For years, adults with acute lymphoblastic leukemia (ALL) have been treated with intensive, multiagent, cytotoxic chemotherapy involving multiple rounds of treatment, derived from regimens that are highly effective in children. Although the survival of children with ALL hovers around 90%, less than 50% of adults have long-term survival with this approach, and many experience relapsed disease, explained Amir T. Fathi, MD, Instructor of Medicine and Medical Oncology at Dana-Farber/Harvard Cancer Center and Massachusetts General Hospital in Boston.
“Therefore, there has been an urgent need for new treatments for adults with ALL. Novel and targeted therapies are now emerging that appear to be highly effective. The investigational antibody-drug conjugates are antibody-based therapies that hold promise for treatment of ALL in adults. Studies have shown impressive rates of response with single-agent therapy in those with relapsed /refractory ALL,” Dr. Fathi stated.
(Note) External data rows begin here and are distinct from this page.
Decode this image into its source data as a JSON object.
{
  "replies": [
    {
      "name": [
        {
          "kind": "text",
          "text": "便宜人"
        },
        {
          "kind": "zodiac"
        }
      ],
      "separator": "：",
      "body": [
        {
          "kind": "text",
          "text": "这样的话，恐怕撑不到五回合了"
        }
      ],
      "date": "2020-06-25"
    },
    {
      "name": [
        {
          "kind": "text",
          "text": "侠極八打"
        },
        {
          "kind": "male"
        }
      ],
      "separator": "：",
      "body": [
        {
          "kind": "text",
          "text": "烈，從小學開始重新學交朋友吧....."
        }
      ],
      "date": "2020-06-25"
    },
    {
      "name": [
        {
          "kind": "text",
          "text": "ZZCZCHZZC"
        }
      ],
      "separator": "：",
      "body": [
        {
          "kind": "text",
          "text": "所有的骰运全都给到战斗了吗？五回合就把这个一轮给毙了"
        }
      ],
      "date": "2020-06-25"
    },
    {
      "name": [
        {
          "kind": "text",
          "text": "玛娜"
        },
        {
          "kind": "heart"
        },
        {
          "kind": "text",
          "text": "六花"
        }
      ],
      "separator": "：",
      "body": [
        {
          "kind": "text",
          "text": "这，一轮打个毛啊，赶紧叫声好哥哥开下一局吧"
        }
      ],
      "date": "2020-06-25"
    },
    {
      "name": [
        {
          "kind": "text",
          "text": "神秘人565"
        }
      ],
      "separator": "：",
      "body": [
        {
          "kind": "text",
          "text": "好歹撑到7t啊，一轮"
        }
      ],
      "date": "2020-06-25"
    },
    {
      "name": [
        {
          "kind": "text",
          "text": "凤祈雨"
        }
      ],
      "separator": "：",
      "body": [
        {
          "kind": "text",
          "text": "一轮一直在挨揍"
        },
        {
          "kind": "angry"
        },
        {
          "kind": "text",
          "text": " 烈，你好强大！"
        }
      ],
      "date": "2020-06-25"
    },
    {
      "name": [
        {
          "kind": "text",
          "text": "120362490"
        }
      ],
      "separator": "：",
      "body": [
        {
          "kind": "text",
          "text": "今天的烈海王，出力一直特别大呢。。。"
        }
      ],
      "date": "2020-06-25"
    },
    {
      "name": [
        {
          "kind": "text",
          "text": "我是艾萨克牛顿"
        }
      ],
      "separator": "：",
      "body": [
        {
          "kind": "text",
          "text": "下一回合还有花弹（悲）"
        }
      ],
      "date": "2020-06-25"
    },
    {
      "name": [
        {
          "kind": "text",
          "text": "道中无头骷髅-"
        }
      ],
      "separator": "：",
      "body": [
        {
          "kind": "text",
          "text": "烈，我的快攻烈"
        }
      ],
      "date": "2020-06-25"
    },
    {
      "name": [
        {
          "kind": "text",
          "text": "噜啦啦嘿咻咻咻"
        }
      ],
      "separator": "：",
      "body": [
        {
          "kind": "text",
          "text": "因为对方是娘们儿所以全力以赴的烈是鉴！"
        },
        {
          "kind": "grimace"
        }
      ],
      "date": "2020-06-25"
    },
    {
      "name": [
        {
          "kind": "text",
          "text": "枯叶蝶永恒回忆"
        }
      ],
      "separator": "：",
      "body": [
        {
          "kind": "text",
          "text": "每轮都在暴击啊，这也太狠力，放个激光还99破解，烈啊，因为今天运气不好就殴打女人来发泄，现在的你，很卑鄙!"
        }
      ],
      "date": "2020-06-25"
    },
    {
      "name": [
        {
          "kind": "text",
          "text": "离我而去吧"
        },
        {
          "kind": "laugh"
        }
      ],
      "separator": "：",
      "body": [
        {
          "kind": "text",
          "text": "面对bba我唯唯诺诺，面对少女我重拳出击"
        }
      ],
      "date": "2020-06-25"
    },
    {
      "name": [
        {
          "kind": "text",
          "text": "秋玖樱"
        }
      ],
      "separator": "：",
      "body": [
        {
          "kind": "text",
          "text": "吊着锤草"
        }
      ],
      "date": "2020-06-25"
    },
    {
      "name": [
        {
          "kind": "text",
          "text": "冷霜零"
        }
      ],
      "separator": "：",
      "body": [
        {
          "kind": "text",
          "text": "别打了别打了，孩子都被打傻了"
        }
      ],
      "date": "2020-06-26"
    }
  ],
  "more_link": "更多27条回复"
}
“Inotuzumab is an anti-CD22 humanized antibody-drug conjugate with significant response rare in relapsed/refractory ALL, and is among a growing list of targeted therapies that mediate their effect through an immunologic mechanism,” he continued. “Another novel and targeted agent, blinotumumab, belonging to a class of compounds called bi-specific T-cell engagers (BiTE), has also demonstrated significant promise in results from phase II studies,” he added.
“These drugs use novel mechanisms to attack lymphoblasts in ALL by targeting proteins on the surface of these cells. I suspect that such targeted agents will become an integral part of therapy for adults with ALL in the near future, which is great news for our patients who are in need of more effective therapies. Nevertheless, we will need additional data and advanced phase studies to further assess clinical benefit in this population of patients with high-risk ALL, and these studies are ongoing,” Dr. Fathi said. n
Disclosure: Dr. Fathi has served in an advisory capacity for Seattle Genetics.
Single-agent inotuzumab ozogamicin achieved an encouraging overall response rate of 57% in the treatment of relapsed/refractory acute lymphoblastic leukemia (ALL) in a phase II trial reported at the 54th Annual Meeting of the American Society of Hematology (ASH). Response was independent of monthly ...